The Press Complaints Commission. In a nutshell is there to make help rectify inaccuracies in the printed media. It doesn’t help itself when itself is inaccurate.
The PCC recently claimed that the public has not lost confidence in it, but according to PCC Watch, the PCC needs to be clearer.
In it’s defence the PCC claimed 1700 rulings issued and more than 550 complaints resolved, but…
It is hard to understand how the PCC reached that figure. The 2009 annual report did not use the term ruling and the 2010 report is yet to be published. In the 550 resolved complaints the PCC does not come to a ruling – and Abell’s language suggests that the numbers are distinct. The PCC only actually adjudicated 44 complaints in 2010, of which 24 were not upheld. The PCC’s website records complaints about just 527 different articles.
and claimed more to have prevented more intrusive information being published more than 100 times whereas it cannot prevent anything, it can only advise.
and with the poll The PCC conducted to get the 79% of people have no concerns about the PCC, they used a company called Toluna…
Toluna is not a member of the British Polling Council, the self-regulatory organisation for opinion pollsters.

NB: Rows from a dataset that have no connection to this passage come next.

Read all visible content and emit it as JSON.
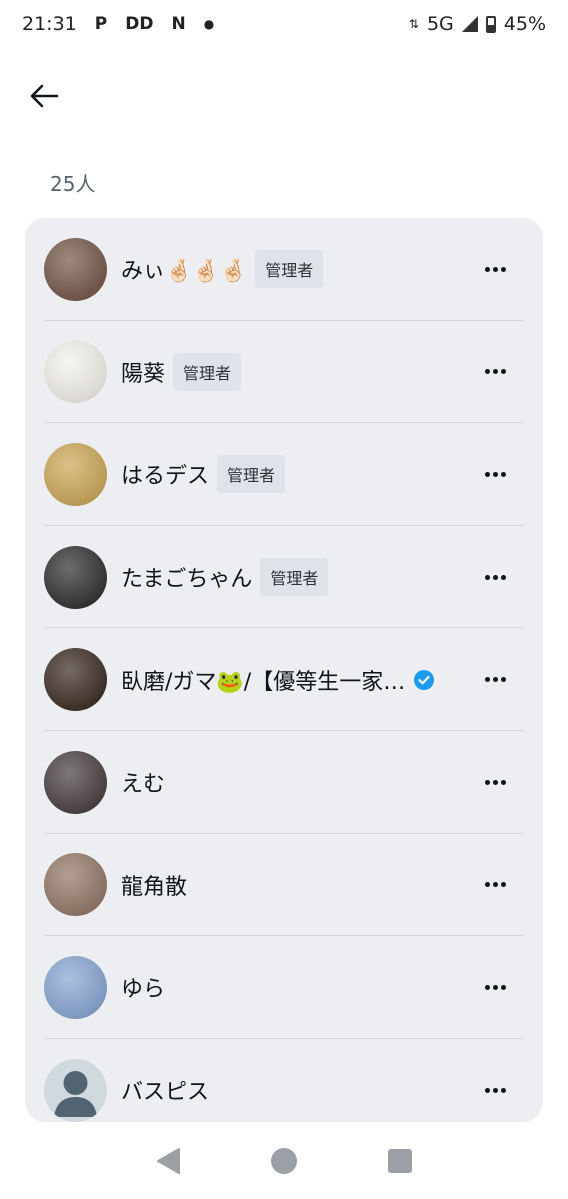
{
  "status_bar": {
    "time": "21:31",
    "notif_icons": [
      "P",
      "DD",
      "N"
    ],
    "network": "5G",
    "battery": "45%",
    "battery_level": 0.45
  },
  "header": {
    "member_count": "25人"
  },
  "members": [
    {
      "name": "みぃ🤞🏻🤞🏻🤞🏻",
      "badge": "管理者",
      "verified": false,
      "avatar_color": "#6b4a3a"
    },
    {
      "name": "陽葵",
      "badge": "管理者",
      "verified": false,
      "avatar_color": "#f3f0ea"
    },
    {
      "name": "はるデス",
      "badge": "管理者",
      "verified": false,
      "avatar_color": "#c9a14a"
    },
    {
      "name": "たまごちゃん",
      "badge": "管理者",
      "verified": false,
      "avatar_color": "#1f1f1f"
    },
    {
      "name": "臥磨/ガマ🐸/【優等生一家…",
      "badge": "",
      "verified": true,
      "avatar_color": "#2b1b12"
    },
    {
      "name": "えむ",
      "badge": "",
      "verified": false,
      "avatar_color": "#3a3030"
    },
    {
      "name": "龍角散",
      "badge": "",
      "verified": false,
      "avatar_color": "#8a6d5a"
    },
    {
      "name": "ゆら",
      "badge": "",
      "verified": false,
      "avatar_color": "#7f9fd0"
    },
    {
      "name": "バスピス",
      "badge": "",
      "verified": false,
      "avatar_color": "#cfd9de"
    }
  ],
  "colors": {
    "panel_bg": "#eceef1",
    "badge_bg": "#dde3e8",
    "verified_blue": "#1d9bf0"
  }
}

Its services are not used by newspapers to commission opinion polls. Neither the questions asked of respondents nor the full results of the survey have been published.
It’s not really good enough for an regulatory body and pretty much sums up the PCC as whole.